Carolyn DeMeritt: Stubborn, Liberal, Down to earth. HCLT: Who or what inspires you artistically?
CD: The southern landscape, with its poignant reminders of the South, of my childhood, Mexico, so full of exuberance and hard beauty, people, my family, oddities, rust, broken dolls, and spending time with my creative friends. HCLT: When did you realize you were an artist?
CD: Haven’t yet! HCLT: Tell us about your current body of work?
CD: I’m usually working on several series at once. The Broken Doll Series, Undefeated, and Family Reunion all use “well loved” and broken dolls to reflect the survival of the spirit through life’s joys and challenges. Traveling South and Embodiment are always ongoing. HCLT: Where can we see your work?
CD: I’ll have work in Kindred: Photographers Focus on Family, curated by Brad Thomas, at SOCO in Charlotte from February 3 – April 2 and about 15 pieces from both my Undefeated and Family Reunion series in Convergence, from January 19 – March 12, at the Cabarrus Arts Council, Concord, NC. My work can always be seen on my website, carolyndemeritt.com and by appointment at Hodges Taylor Art Consultancy in Charlotte. HCLT: What do you think is the most valuable art experience in the Carolinas?
CD: My own most valuable art experience has been my long association with The Light Factory – classes, workshops, lectures, and darkroom access when I was just beginning, exposure to some of the best national and international photography through exhibits, and especially the support of the community of artists and photographers I’ve become friends with through the organization. HCLT: What book is on your nightstand right now?
CD: My favorite Christmas gift, Hold Still, by Sally Mann. Thank you, Rebecca Turner! HCLT: Best meal in Charlotte?
CD: Any meal I don’t have to cook. HCLT: What is your number one art piece/place/event in NC?
CD: At the moment, Constance Thalken’s wonderful exhibit, Eyes Open Slowly at The Light Factory. In general, The Light Factory’s Annual Photography Auction, an exciting event that, over the years, has helped me to build my own cherished photography collection. HCLT: What’s up next?

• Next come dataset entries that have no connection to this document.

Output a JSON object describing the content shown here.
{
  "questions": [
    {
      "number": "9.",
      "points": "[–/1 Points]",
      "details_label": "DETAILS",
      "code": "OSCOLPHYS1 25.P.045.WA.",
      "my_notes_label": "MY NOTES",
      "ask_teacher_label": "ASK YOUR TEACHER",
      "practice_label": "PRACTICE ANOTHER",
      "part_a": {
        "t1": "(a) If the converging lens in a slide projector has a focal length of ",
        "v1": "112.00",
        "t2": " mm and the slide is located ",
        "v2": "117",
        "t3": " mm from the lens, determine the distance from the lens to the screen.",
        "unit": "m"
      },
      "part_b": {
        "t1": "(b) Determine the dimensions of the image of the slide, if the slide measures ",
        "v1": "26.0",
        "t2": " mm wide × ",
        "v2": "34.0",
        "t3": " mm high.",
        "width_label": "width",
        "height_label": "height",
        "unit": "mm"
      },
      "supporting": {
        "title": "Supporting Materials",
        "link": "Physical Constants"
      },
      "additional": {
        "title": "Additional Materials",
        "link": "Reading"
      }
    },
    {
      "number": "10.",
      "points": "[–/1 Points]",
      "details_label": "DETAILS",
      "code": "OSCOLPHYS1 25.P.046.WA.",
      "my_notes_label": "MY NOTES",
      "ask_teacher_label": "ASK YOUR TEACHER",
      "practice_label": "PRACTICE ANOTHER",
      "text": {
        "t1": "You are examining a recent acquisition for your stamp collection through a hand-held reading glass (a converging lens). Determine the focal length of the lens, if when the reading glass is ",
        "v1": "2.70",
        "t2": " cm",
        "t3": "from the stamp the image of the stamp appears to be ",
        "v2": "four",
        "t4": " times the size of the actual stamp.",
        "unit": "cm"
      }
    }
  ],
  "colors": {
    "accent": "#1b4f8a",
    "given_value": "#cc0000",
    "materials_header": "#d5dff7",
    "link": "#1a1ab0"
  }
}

CD: I have several things in mind. I’m confident the next project will soon reveal itself. I can’t wait to find out!